[Task description] The answer must be every line from the entries below that contains "arrow".

◇ ◇ ◇ ◇

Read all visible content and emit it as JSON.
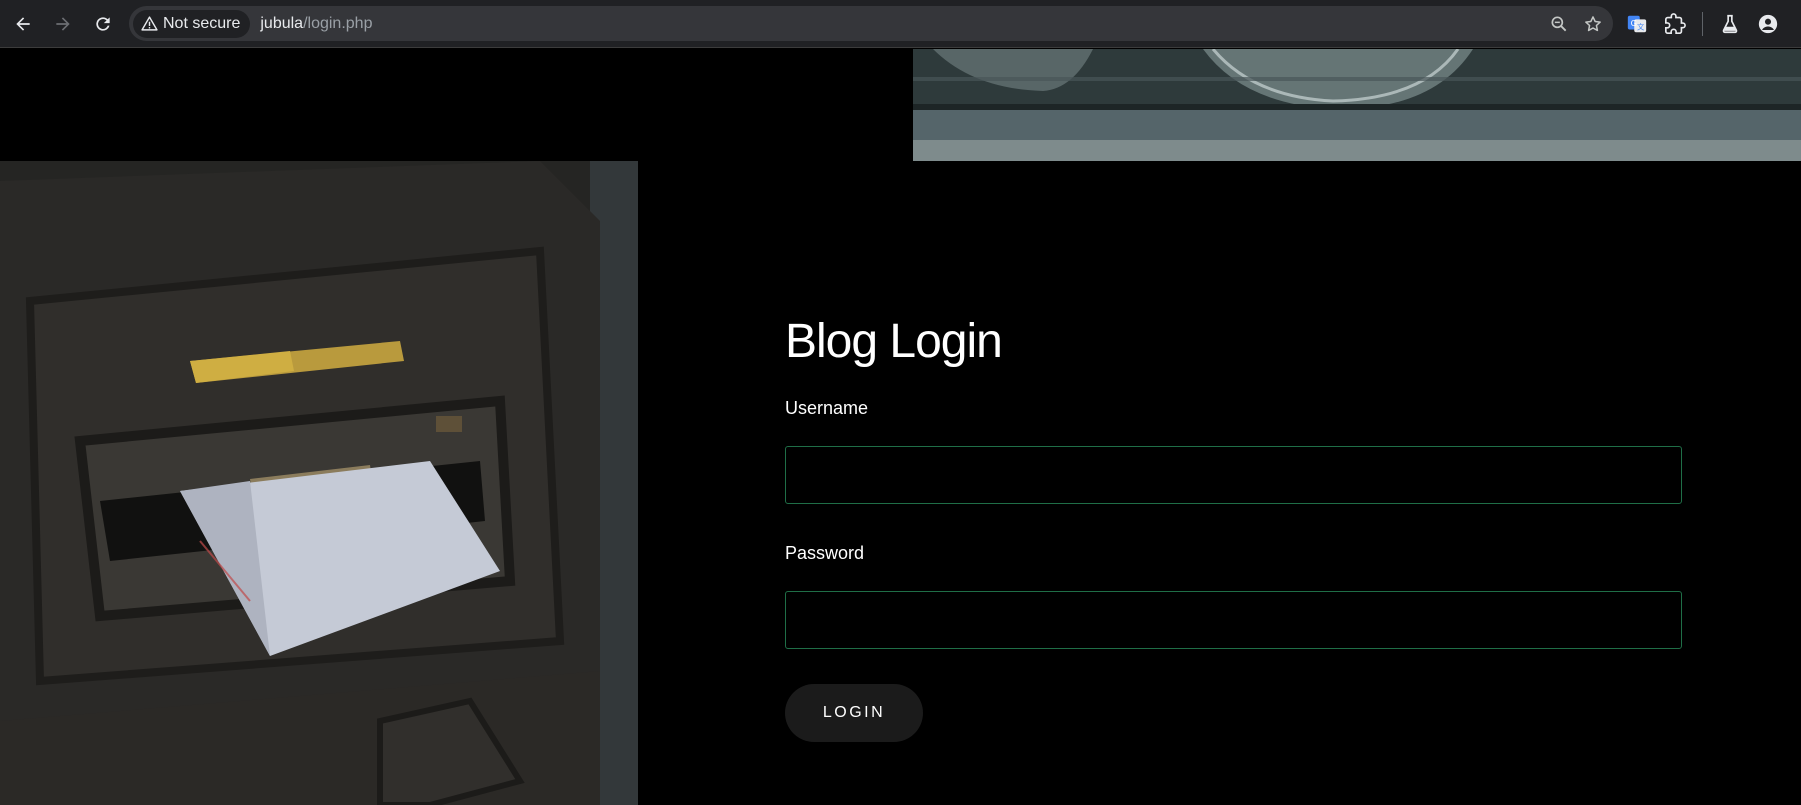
{
  "browser": {
    "security_label": "Not secure",
    "url_host": "jubula",
    "url_path": "/login.php"
  },
  "page": {
    "title": "Blog Login",
    "username_label": "Username",
    "username_value": "",
    "password_label": "Password",
    "password_value": "",
    "login_button": "LOGIN"
  },
  "colors": {
    "input_border": "#1f6e47",
    "page_background": "#000000",
    "button_background": "#1b1b1b"
  },
  "icons": {
    "back": "arrow-left-icon",
    "forward": "arrow-right-icon",
    "reload": "reload-icon",
    "warning": "warning-triangle-icon",
    "zoom": "zoom-icon",
    "bookmark": "star-icon",
    "translate": "translate-icon",
    "extensions": "puzzle-icon",
    "labs": "flask-icon",
    "profile": "profile-icon"
  }
}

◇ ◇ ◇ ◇

[Solution to the exercise]
    "back": "arrow-left-icon",
    "forward": "arrow-right-icon",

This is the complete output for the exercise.